The photo above shows the site of the first commercial hydraulic fracture in 1949, with an experimental frac job happening even earlier, in 1947.  Two million separate simulations later—executed while maintaining ground water purity—the technology has proven itself. Individuals who have labored their entire lives to master the higher mathematics, physics, geology, chemistry and related sciences are on hand to explain how and why it works. Yet politicians, lobbyists and laypeople propose a ban on technology they expend no effort to understand. Based on what criteria then, do they ask that it be “evaluated” and “better understood”?

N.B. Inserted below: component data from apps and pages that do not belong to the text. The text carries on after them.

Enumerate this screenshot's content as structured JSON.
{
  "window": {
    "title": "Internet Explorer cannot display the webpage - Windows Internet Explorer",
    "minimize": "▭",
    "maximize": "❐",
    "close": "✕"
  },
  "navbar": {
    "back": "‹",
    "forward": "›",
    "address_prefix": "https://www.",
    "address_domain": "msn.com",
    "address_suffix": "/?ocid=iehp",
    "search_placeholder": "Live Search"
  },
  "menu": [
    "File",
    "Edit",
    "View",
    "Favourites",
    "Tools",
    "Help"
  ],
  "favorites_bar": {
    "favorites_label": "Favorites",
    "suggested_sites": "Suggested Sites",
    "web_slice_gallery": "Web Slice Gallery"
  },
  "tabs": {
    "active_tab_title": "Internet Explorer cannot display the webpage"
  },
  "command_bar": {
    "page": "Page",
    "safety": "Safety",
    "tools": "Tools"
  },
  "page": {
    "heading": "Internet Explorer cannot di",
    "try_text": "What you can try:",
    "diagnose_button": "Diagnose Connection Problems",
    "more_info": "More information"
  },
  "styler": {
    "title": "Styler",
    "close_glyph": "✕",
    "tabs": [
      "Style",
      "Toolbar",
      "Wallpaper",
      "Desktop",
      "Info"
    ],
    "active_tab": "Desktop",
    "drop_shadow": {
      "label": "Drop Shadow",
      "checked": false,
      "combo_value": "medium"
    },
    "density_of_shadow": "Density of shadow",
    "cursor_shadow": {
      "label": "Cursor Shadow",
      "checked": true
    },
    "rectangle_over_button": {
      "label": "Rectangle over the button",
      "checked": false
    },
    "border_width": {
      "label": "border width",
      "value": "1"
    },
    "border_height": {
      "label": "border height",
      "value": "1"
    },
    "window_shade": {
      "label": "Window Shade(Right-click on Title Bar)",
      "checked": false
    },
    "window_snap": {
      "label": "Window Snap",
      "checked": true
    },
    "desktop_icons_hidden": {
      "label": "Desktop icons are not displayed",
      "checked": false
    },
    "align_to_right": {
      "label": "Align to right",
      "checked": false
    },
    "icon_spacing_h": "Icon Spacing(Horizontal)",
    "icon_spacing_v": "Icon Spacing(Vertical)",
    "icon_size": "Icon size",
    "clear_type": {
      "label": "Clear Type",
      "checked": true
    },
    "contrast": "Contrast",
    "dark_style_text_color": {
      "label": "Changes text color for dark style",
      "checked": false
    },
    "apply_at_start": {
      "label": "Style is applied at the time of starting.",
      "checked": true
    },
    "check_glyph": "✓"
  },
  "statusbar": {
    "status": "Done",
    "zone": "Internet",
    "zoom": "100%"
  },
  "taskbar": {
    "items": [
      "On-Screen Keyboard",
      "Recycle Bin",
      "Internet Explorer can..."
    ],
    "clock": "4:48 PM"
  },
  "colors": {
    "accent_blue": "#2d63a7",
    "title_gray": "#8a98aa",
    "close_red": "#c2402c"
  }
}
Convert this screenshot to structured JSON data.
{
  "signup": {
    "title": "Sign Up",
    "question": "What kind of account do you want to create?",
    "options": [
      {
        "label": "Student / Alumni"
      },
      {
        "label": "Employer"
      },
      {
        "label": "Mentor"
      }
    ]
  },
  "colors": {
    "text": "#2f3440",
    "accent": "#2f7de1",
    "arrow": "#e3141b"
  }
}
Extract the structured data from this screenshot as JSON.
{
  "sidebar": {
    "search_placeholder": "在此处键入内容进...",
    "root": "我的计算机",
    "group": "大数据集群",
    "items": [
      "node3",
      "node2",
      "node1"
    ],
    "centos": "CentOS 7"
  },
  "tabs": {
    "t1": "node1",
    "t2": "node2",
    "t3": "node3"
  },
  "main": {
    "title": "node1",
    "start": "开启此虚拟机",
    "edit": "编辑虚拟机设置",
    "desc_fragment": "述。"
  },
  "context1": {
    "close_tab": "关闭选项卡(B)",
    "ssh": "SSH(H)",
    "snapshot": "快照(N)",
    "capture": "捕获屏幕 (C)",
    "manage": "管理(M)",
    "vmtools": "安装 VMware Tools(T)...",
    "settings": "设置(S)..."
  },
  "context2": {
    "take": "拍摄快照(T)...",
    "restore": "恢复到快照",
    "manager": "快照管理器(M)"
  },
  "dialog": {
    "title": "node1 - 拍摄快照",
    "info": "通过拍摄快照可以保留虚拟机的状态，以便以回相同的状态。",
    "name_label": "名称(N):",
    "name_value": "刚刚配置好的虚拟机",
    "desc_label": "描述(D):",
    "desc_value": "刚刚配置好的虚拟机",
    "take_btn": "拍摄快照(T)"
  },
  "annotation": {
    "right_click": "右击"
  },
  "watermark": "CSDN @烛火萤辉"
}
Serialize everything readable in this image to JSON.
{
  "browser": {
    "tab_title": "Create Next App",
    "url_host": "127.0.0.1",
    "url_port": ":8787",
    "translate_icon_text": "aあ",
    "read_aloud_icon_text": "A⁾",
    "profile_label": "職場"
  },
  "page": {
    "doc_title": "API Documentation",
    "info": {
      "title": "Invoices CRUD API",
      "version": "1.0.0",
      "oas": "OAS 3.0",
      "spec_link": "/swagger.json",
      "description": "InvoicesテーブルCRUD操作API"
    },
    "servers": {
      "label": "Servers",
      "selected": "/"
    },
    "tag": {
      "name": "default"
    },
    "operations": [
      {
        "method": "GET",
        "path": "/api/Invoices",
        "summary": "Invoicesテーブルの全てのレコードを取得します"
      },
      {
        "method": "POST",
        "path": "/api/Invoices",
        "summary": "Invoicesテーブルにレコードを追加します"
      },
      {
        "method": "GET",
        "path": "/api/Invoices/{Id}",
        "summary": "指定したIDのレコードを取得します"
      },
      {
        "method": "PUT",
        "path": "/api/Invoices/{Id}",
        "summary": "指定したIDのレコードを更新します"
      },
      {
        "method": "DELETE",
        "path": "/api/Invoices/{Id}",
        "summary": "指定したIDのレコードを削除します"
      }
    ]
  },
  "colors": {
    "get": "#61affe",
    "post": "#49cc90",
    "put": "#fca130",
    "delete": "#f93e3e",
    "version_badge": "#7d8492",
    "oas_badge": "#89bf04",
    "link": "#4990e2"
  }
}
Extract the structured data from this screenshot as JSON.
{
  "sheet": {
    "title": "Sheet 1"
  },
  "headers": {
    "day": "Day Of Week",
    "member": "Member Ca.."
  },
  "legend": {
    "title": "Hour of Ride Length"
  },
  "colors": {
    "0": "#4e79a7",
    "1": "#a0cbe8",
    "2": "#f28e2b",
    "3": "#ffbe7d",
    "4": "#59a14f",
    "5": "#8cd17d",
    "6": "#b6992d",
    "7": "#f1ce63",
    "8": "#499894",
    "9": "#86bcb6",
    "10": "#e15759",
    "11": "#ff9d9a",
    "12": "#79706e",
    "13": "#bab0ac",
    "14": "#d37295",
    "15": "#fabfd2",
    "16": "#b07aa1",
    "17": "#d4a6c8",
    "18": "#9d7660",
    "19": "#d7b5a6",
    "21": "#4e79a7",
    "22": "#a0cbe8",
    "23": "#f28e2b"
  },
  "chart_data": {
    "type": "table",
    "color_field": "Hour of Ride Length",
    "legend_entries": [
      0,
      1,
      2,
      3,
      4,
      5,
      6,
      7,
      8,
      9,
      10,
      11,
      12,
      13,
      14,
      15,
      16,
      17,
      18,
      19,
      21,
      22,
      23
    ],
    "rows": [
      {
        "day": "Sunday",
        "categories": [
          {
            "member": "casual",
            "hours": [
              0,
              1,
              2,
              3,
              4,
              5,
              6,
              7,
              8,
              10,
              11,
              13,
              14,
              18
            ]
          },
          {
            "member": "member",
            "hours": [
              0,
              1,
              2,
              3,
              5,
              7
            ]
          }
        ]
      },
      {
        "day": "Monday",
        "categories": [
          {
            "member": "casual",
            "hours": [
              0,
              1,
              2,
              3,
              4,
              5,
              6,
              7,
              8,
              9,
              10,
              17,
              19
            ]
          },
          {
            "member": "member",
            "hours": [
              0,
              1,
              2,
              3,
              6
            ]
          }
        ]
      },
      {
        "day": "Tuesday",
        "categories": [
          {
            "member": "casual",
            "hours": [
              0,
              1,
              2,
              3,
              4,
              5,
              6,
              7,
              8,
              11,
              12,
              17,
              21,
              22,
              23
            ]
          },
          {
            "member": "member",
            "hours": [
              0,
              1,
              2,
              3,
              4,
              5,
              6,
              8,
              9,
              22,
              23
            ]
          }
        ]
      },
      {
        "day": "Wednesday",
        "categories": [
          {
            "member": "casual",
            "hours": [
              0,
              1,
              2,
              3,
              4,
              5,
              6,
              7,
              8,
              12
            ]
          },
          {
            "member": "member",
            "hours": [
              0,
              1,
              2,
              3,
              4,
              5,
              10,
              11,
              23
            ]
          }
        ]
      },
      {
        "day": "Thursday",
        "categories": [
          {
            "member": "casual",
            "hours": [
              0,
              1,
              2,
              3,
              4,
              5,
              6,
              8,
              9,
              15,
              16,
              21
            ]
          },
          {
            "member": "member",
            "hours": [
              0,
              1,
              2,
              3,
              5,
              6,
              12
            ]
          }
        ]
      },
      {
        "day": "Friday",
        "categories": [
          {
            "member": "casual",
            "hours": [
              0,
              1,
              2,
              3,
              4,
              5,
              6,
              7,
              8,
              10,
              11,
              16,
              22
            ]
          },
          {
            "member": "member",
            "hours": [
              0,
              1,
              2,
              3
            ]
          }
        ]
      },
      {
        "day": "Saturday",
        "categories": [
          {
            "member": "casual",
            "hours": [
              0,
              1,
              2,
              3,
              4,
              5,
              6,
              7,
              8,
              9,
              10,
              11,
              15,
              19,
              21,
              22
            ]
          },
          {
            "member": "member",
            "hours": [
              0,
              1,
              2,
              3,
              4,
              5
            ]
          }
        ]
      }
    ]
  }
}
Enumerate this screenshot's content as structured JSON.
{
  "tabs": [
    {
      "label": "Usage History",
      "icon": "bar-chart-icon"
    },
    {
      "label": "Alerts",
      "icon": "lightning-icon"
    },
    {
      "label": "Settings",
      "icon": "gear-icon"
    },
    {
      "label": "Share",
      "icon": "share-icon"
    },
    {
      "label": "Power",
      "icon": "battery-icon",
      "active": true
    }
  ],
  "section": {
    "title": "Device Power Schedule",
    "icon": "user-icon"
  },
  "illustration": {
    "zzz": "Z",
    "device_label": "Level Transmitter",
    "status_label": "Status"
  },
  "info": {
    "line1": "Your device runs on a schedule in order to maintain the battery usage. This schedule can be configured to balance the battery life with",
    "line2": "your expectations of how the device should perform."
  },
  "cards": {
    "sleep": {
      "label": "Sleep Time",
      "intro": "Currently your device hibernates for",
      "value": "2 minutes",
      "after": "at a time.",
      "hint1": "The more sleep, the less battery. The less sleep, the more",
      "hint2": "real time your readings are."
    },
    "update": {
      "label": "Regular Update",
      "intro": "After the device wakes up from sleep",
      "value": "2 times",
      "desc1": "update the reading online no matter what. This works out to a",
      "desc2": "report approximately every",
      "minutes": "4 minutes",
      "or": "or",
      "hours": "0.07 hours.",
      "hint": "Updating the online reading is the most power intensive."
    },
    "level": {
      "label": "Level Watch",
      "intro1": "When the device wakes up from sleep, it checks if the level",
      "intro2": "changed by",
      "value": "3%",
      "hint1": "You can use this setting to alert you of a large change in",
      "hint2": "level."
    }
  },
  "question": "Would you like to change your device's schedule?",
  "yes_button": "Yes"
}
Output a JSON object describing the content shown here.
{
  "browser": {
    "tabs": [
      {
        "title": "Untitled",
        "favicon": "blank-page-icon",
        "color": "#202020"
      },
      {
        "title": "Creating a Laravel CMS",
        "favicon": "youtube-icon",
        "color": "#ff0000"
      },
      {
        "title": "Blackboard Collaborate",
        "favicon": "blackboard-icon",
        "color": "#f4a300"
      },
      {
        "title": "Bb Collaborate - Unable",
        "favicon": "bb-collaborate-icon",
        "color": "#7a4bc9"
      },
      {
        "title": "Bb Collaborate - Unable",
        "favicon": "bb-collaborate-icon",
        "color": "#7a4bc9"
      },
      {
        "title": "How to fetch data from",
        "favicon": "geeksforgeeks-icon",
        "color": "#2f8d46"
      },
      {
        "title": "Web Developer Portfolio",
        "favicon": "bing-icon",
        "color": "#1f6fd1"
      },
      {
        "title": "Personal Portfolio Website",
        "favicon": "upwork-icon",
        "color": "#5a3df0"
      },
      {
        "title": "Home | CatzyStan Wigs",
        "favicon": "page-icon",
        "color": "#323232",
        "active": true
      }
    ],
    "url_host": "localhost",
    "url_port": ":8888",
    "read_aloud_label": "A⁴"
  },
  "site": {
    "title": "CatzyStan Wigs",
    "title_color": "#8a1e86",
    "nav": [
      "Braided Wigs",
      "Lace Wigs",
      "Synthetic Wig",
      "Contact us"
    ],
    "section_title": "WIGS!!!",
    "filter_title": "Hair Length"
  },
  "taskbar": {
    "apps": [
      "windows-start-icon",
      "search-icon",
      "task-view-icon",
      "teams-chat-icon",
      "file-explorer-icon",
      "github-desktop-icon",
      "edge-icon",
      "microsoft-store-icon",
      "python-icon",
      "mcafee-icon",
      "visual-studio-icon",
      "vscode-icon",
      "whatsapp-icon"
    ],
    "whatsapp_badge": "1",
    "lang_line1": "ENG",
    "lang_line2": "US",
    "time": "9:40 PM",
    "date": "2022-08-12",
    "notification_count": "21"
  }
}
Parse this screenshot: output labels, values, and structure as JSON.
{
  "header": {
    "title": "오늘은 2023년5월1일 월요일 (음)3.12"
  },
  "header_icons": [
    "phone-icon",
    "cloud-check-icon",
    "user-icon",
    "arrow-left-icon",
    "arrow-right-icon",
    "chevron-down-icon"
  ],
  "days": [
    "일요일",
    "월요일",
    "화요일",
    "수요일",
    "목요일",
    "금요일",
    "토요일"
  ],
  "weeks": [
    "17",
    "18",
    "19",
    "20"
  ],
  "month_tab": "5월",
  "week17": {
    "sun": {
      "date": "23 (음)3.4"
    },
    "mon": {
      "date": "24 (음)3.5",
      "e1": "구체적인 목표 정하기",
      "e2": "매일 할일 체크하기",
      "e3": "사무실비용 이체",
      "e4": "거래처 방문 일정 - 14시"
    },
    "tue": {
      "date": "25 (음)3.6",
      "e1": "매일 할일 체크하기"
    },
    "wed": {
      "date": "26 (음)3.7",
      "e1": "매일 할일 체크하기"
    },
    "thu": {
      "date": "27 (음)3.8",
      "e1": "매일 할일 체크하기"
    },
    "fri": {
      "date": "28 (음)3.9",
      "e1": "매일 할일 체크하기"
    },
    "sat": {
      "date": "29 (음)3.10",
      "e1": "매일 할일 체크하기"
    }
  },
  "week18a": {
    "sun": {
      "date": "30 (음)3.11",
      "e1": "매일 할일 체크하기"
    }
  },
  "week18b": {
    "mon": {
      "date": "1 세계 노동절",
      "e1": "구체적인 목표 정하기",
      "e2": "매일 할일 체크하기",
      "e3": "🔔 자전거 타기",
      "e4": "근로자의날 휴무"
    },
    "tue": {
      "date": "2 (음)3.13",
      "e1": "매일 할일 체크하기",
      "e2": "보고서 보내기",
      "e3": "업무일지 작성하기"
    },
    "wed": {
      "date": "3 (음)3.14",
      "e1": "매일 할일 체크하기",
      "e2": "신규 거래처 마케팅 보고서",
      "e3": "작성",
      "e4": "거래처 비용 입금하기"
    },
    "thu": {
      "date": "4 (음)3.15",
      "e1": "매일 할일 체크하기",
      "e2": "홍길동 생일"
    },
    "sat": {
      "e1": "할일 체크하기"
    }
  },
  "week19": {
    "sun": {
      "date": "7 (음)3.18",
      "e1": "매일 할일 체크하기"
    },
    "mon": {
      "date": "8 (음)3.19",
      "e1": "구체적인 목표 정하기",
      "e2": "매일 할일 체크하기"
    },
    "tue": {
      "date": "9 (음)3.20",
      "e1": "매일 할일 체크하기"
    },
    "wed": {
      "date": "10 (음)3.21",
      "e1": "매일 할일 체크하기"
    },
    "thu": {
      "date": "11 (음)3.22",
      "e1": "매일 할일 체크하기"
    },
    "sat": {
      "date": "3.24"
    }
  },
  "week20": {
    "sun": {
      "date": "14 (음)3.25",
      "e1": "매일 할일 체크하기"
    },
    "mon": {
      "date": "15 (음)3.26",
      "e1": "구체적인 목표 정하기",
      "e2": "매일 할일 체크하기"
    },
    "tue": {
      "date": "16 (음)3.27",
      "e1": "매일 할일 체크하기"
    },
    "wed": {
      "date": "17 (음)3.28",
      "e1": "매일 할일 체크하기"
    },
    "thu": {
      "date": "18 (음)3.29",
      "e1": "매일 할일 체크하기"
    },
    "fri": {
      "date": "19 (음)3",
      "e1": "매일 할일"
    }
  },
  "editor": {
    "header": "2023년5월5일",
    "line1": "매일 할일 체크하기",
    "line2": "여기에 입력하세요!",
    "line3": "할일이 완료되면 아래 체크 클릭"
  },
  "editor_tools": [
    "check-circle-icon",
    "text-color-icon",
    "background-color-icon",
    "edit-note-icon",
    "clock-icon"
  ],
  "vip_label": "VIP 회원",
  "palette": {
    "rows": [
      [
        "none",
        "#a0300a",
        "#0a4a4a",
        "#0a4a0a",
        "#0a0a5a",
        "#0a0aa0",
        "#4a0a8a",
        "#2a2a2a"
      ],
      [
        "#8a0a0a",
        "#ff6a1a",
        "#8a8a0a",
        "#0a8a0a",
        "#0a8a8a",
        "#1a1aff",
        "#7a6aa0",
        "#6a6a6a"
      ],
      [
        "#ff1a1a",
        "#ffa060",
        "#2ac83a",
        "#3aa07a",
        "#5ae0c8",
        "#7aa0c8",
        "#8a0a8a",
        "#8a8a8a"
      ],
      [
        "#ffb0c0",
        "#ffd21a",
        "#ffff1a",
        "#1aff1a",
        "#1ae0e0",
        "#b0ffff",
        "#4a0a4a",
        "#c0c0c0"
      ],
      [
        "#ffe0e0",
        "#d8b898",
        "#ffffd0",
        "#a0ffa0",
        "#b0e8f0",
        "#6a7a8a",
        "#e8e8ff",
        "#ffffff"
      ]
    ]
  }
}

Evidently, politicians will decide whether to permit its future use based on considerations of their political ambitions or ideology. Science will not be the method of their decision-making.

Perhaps this suggests one reason why the oil and gas industry has not defended itself as rigorously as it could. With science on their side—sixty years of research and results, plus a graphic scenario of just how much the end of fracturing would cripple all of us who rely on energy to live—those in the know cannot imagine an out-right ban of something so vital.

Let’s imagine how this must sound to an engineer who has spent an entire career fracturing wells around the county she lives in. She has raised her children in the area, irrigated her land, nourished her animals and loved ones with well water sourced from this same land. For an entire career, her hours of mental and physical exertions have gone into using fracturing to produce oil and gas, which every person has used to benefit their lives.

People who light, heat and cool their homes, drive their kids to school, grow food with petroleum-based fertilizers, till with diesel powered tractors, and fly around the world all use the energy she helped to produce. But instead of being hailed as someone who has lived virtuously by producing all of this good, she is vilified and accused of being a despoiler of the earth. She’s contemptuously discounted as being “Big Oil.” To her this would sound like the most absurd and vicious slander; is it any wonder she does not speak out against it? How exhausting would it be to produce energy for people by day, and then defend your work to them at night? Thankfully, fracturing engineers choose to continue their work producing energy for everyone who uses it, regardless of whether those who live off their production are grateful or not.

This technology is integral to the energy industry. To not understand just how integral yet demand the banning of it, is as unreasonable as removing the hammer from the carpenter’s hand. We remove hydraulic fracturing from the energy picture at our peril.